This week, the IAEA Board of Governors is meeting to discuss the progress made by these two countries in coming clean about their nuclear-weapons programs. The discussion will serve as a case study of the difference between cooperation and obstruction.

IAEA Director General Mohamed ElBaradei has praised Libya for its "complete openness and transparency" and predicted that Libya could be declared free of all aspects of its nuclear weapons program by this June - six months after its initial decision to come forward.

Following meetings with the foreign ministers of Germany, France and the United Kingdom - and in the face of an IAEA deadline - Iran said it would cooperate fully with IAEA inspectors, allow snap inspections of its nuclear facilities and suspend its uranium enrichment program.

In October, Iran provided the IAEA with what it described as "a complete and final" declaration about its past nuclear activities. It turns out to have been a fraud. Since then, IAEA inspectors have uncovered designs and equipment that could produce enriched uranium in great quantities, traces of highly enriched uranium at two facilities and traces of polonium, a chemical used to start chain reactions in nuclear explosions.

Further, Iran asserts that its decision to suspend uranium enrichment is only temporary. It continues to buy components, assemble centrifuges and test equipment for uranium enrichment. And it intends to sell nuclear fuel internationally.

Leaders in Tehran hide these efforts behind the claim that its nuclear program exists solely for energy development, but such an assertion is ludicrous given its plentiful oil and gas reserves.

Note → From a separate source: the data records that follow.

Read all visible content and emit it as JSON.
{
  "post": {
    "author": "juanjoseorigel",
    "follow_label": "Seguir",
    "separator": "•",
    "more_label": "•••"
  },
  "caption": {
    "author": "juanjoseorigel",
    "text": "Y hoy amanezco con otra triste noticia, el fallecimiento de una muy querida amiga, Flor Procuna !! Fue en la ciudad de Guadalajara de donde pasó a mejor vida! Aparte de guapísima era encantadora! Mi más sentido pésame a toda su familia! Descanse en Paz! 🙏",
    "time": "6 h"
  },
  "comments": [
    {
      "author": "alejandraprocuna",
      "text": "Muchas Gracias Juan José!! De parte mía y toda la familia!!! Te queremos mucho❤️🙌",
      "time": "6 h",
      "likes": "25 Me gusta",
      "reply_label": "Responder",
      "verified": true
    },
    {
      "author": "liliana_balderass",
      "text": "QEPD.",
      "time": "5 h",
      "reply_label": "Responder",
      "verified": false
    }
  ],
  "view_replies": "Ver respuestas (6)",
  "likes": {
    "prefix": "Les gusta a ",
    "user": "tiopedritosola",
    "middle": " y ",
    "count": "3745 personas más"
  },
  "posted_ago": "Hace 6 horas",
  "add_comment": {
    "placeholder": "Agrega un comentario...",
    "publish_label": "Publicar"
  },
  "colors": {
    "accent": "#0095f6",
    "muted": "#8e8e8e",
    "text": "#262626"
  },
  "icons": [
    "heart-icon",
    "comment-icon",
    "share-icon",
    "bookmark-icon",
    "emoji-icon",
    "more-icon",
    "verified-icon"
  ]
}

While it continues its nuclear weapons development, Iran directly supports terrorist organizations such as Hamas, Islamic Jihad and Hezbollah, and calls for the destruction of the state of Israel. …